EXERCISE INSTRUCTIONS:
All of the data below should be returned exactly.

(Records from a data source)
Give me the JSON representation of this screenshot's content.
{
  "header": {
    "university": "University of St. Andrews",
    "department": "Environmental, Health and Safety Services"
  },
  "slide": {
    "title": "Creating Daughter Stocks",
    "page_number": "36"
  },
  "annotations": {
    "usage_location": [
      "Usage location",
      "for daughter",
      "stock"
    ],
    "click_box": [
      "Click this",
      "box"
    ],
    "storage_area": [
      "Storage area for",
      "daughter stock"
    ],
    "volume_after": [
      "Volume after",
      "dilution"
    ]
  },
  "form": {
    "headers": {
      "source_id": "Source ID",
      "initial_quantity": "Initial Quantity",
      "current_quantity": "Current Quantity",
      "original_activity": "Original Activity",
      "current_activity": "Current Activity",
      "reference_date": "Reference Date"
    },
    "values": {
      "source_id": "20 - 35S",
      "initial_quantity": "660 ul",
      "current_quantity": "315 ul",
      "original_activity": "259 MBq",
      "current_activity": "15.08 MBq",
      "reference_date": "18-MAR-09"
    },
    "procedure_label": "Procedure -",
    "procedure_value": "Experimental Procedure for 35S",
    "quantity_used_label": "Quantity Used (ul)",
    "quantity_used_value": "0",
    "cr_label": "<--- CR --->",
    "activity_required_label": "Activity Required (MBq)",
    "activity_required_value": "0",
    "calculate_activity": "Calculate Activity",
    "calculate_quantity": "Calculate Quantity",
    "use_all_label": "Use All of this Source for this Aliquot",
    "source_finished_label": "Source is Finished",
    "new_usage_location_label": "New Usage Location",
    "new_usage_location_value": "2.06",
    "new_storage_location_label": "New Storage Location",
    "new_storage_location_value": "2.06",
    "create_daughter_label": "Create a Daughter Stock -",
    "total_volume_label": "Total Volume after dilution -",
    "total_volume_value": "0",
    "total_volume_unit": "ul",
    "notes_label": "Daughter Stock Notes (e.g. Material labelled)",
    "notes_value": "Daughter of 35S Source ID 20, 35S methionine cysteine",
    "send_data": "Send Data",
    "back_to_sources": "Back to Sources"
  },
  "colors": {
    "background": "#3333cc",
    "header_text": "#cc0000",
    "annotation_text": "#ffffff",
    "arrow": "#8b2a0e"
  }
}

EXERCISE OUTPUT:
Give me the JSON representation of this screenshot's content.
{
  "header": {
    "university": "University of St. Andrews",
    "department": "Environmental, Health and Safety Services"
  },
  "slide": {
    "title": "Creating Daughter Stocks",
    "page_number": "36"
  },
  "annotations": {
    "usage_location": [
      "Usage location",
      "for daughter",
      "stock"
    ],
    "click_box": [
      "Click this",
      "box"
    ],
    "storage_area": [
      "Storage area for",
      "daughter stock"
    ],
    "volume_after": [
      "Volume after",
      "dilution"
    ]
  },
  "form": {
    "headers": {
      "source_id": "Source ID",
      "initial_quantity": "Initial Quantity",
      "current_quantity": "Current Quantity",
      "original_activity": "Original Activity",
      "current_activity": "Current Activity",
      "reference_date": "Reference Date"
    },
    "values": {
      "source_id": "20 - 35S",
      "initial_quantity": "660 ul",
      "current_quantity": "315 ul",
      "original_activity": "259 MBq",
      "current_activity": "15.08 MBq",
      "reference_date": "18-MAR-09"
    },
    "procedure_label": "Procedure -",
    "procedure_value": "Experimental Procedure for 35S",
    "quantity_used_label": "Quantity Used (ul)",
    "quantity_used_value": "0",
    "cr_label": "<--- CR --->",
    "activity_required_label": "Activity Required (MBq)",
    "activity_required_value": "0",
    "calculate_activity": "Calculate Activity",
    "calculate_quantity": "Calculate Quantity",
    "use_all_label": "Use All of this Source for this Aliquot",
    "source_finished_label": "Source is Finished",
    "new_usage_location_label": "New Usage Location",
    "new_usage_location_value": "2.06",
    "new_storage_location_label": "New Storage Location",
    "new_storage_location_value": "2.06",
    "create_daughter_label": "Create a Daughter Stock -",
    "total_volume_label": "Total Volume after dilution -",
    "total_volume_value": "0",
    "total_volume_unit": "ul",
    "notes_label": "Daughter Stock Notes (e.g. Material labelled)",
    "notes_value": "Daughter of 35S Source ID 20, 35S methionine cysteine",
    "send_data": "Send Data",
    "back_to_sources": "Back to Sources"
  },
  "colors": {
    "background": "#3333cc",
    "header_text": "#cc0000",
    "annotation_text": "#ffffff",
    "arrow": "#8b2a0e"
  }
}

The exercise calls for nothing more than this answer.